The intricacies of employee rights can be confusing. Many workers wonder what the boundaries are when it comes to safety, how much they are expected to work, and getting paid appropriately, among other issues. Employment law encompasses many complexities, but understanding the basics surround important issues relevant to you will help you make the best decisions in the workplace.
When Can You Refuse Dangerous Work?
Are you concerned about the working conditions at your job? Generally speaking, you can refuse to do work that you feel is dangerous — but that does not mean that you will be protected from getting fired or other types of retaliatory efforts by your employer. The Occupational Safety and Health Administration (OSHA) has specific regulations regarding safety and an employee’s protection from retaliation from their employer for refusal to perform a specific task or tasks related to your job.
The first thing that OSHA recommends you to do is to go to your employer to let them know of unsafe or unhealthful conditions. It is your right to file a complaint with OSHA at any time, but that does not mean you should leave the worksite or refuse to perform an assigned task. If you believe the conditions at work present a risk of serious physical harm or death, where that is not enough time for OSHA to inspect the job site, you may have the legal right to leave a place where you would be exposed to a particular hazard or refuse to perform a specific unsafe task.
Since the COVID-19 pandemic has ravaged the United States, these regulations have been enlarged and amended in an effort to cover issues unique to the pandemic. In addition, guidelines have been issued interpreting the regulations. OSHA now has guidelines regarding Personal Protective Equipment that provides standards and requirements for employers to follow. These requirements are intended to promote as safe of a workplace as possible for employees.
Do Employees Have a Right to Question or Complain About Safety, Wages, and Other Rights?

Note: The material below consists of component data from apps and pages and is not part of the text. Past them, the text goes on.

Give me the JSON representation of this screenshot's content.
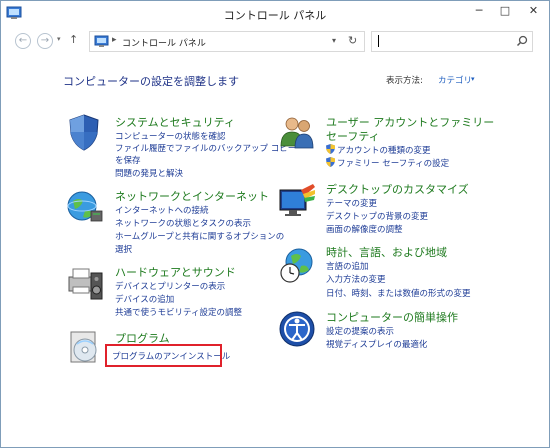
{
  "window": {
    "title": "コントロール パネル",
    "minimize": "─",
    "maximize": "□",
    "close": "✕"
  },
  "nav": {
    "back": "←",
    "forward": "→",
    "recent": "▾",
    "up": "↑",
    "breadcrumb_separator": "▸",
    "address": "コントロール パネル",
    "address_dropdown": "▾",
    "refresh": "↻",
    "search_value": "",
    "search_placeholder": ""
  },
  "content": {
    "heading": "コンピューターの設定を調整します",
    "view_by_label": "表示方法:",
    "view_by_value": "カテゴリ",
    "view_by_arrow": "▾",
    "categories": [
      {
        "title": "システムとセキュリティ",
        "links": [
          "コンピューターの状態を確認",
          "ファイル履歴でファイルのバックアップ コピー",
          "を保存",
          "問題の発見と解決"
        ]
      },
      {
        "title": "ネットワークとインターネット",
        "links": [
          "インターネットへの接続",
          "ネットワークの状態とタスクの表示",
          "ホームグループと共有に関するオプションの",
          "選択"
        ]
      },
      {
        "title": "ハードウェアとサウンド",
        "links": [
          "デバイスとプリンターの表示",
          "デバイスの追加",
          "共通で使うモビリティ設定の調整"
        ]
      },
      {
        "title": "プログラム",
        "links": [
          "プログラムのアンインストール"
        ]
      },
      {
        "title_line1": "ユーザー アカウントとファミリー",
        "title_line2": "セーフティ",
        "links": [
          "アカウントの種類の変更",
          "ファミリー セーフティの設定"
        ]
      },
      {
        "title": "デスクトップのカスタマイズ",
        "links": [
          "テーマの変更",
          "デスクトップの背景の変更",
          "画面の解像度の調整"
        ]
      },
      {
        "title": "時計、言語、および地域",
        "links": [
          "言語の追加",
          "入力方法の変更",
          "日付、時刻、または数値の形式の変更"
        ]
      },
      {
        "title": "コンピューターの簡単操作",
        "links": [
          "設定の提案の表示",
          "視覚ディスプレイの最適化"
        ]
      }
    ]
  },
  "colors": {
    "heading": "#1e3287",
    "category_title": "#1e7a1e",
    "link": "#1e3c96",
    "highlight": "#e0212b"
  }
}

As mentioned above, if you have a safety concern, it is recommended to go to your employer regarding the issue. Even if your employer is uncomfortable about the situation, you have a right to question unsafe practices and voice objections. If the complaint is not addressed appropriately, then an OSHA official complaint may be the next best step.
You also have the right to go to your employer if you feel you are not being paid appropriately for time worked. Wage and hour disputes can include:
- Failing to pay wages on time
- Failing to pay overtime rates or withholding overtime pay
- Withholding salary or wages over a specified time period
- Issues with wage garnishment
- Failing to pay minimum wage
Other complaints may include unpaid overtime or issues involving employment contracts.
Unfortunately, it is not uncommon for employers to retaliate against employees either when they come to them with an unofficial complaint or due to an official complaint filed with OSHA or other types of employee rights cases. If you feel you have been retaliated against because you have questioned unsafe working conditions or made any type of complaint, consult with an employment attorney to determine your best legal options. The timeframe within which to lodge a complaint of retaliation with OSHA is very short-as short as 30 days from the date of the retaliatory action- so swift action on your part is needed to protect your rights.
Take Action if You Feel Your Employee Rights Have Been Violated
Have you contracted COVID-19 on the job? You may have a case against your employer. Contact an employment attorney as soon as possible. There are statutes of limitations for filing a case.
Have you made a complaint about unpaid wages or unpaid overtime and were retaliated against? You have a right to fair wages and equal treatment on the job.
Wenzel Fenton Cabassa, P.A. works with employees across the state of Florida when their employment rights have been violated. We are the employee’s law firm – fighting for your rights against powerful employers.
Contact us today for a free consultation.
Please Note: At the time this article was written, the information contained within it was current based on the prevailing law at the time. Laws and precedents are subject to change, so this information may not be up to date. Always speak with a law firm regarding any legal situation to get the most current information available.